▶ WHAT NEEDS TO BE DONE
Only the lines that include "kind" should be copied from the data below.

▶ DATA FOR THIS TASK
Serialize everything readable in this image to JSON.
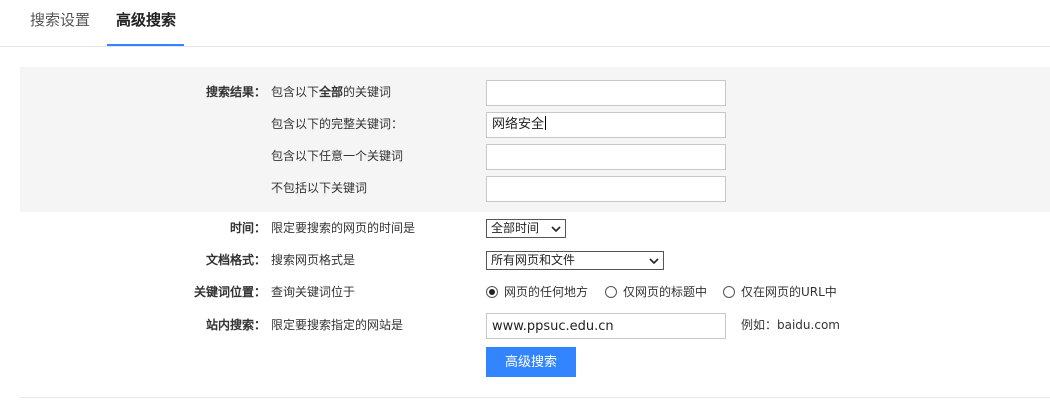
{
  "tabs": [
    {
      "label": "搜索设置"
    },
    {
      "label": "高级搜索"
    }
  ],
  "results": {
    "heading": "搜索结果：",
    "all_prefix": "包含以下",
    "all_bold": "全部",
    "all_suffix": "的关键词",
    "exact_label": "包含以下的完整关键词：",
    "any_label": "包含以下任意一个关键词",
    "none_label": "不包括以下关键词",
    "all_value": "",
    "exact_value": "网络安全",
    "any_value": "",
    "none_value": ""
  },
  "time": {
    "heading": "时间：",
    "label": "限定要搜索的网页的时间是",
    "selected": "全部时间"
  },
  "format": {
    "heading": "文档格式：",
    "label": "搜索网页格式是",
    "selected": "所有网页和文件"
  },
  "position": {
    "heading": "关键词位置：",
    "label": "查询关键词位于",
    "options": [
      "网页的任何地方",
      "仅网页的标题中",
      "仅在网页的URL中"
    ],
    "selected_index": 0
  },
  "site": {
    "heading": "站内搜索：",
    "label": "限定要搜索指定的网站是",
    "value": "www.ppsuc.edu.cn",
    "example": "例如：baidu.com"
  },
  "submit_label": "高级搜索",
  "colors": {
    "accent": "#3385ff",
    "panel": "#f5f5f5"
  }
}
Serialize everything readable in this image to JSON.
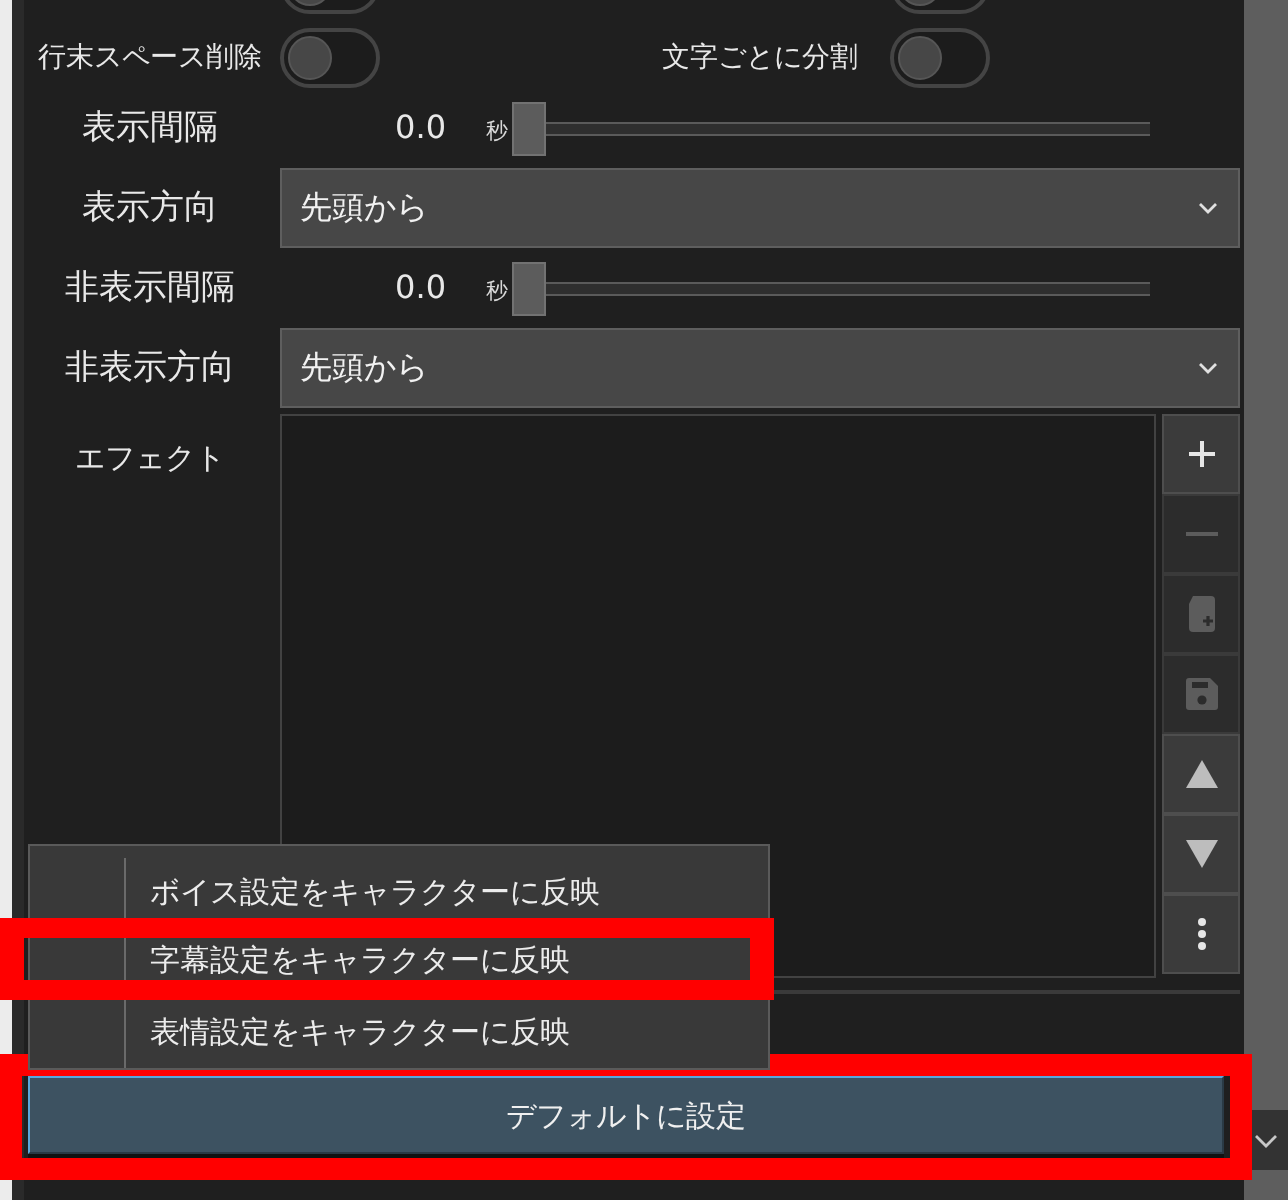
{
  "top_edge_toggles": [
    {
      "on": false
    },
    {
      "on": false
    }
  ],
  "toggles": [
    {
      "label": "行末スペース削除",
      "on": false
    },
    {
      "label": "文字ごとに分割",
      "on": false
    }
  ],
  "settings": [
    {
      "kind": "slider",
      "label": "表示間隔",
      "value": "0.0",
      "unit": "秒",
      "level": 0
    },
    {
      "kind": "select",
      "label": "表示方向",
      "value": "先頭から"
    },
    {
      "kind": "slider",
      "label": "非表示間隔",
      "value": "0.0",
      "unit": "秒",
      "level": 0
    },
    {
      "kind": "select",
      "label": "非表示方向",
      "value": "先頭から"
    }
  ],
  "effects": {
    "label": "エフェクト",
    "toolbar": [
      {
        "kind": "add",
        "disabled": false
      },
      {
        "kind": "remove",
        "disabled": true
      },
      {
        "kind": "new-file",
        "disabled": true
      },
      {
        "kind": "save",
        "disabled": true
      },
      {
        "kind": "move-up",
        "disabled": false
      },
      {
        "kind": "move-down",
        "disabled": false
      },
      {
        "kind": "more",
        "disabled": false
      }
    ]
  },
  "context_menu": {
    "items": [
      {
        "label": "ボイス設定をキャラクターに反映",
        "highlighted": false
      },
      {
        "label": "字幕設定をキャラクターに反映",
        "highlighted": true
      },
      {
        "label": "表情設定をキャラクターに反映",
        "highlighted": false
      }
    ]
  },
  "default_button": {
    "label": "デフォルトに設定",
    "highlighted": true
  }
}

▶ EXPECTED OUTPUT
      "kind": "slider",
      "kind": "select",
      "kind": "slider",
      "kind": "select",
        "kind": "add",
        "kind": "remove",
        "kind": "new-file",
        "kind": "save",
        "kind": "move-up",
        "kind": "move-down",
        "kind": "more",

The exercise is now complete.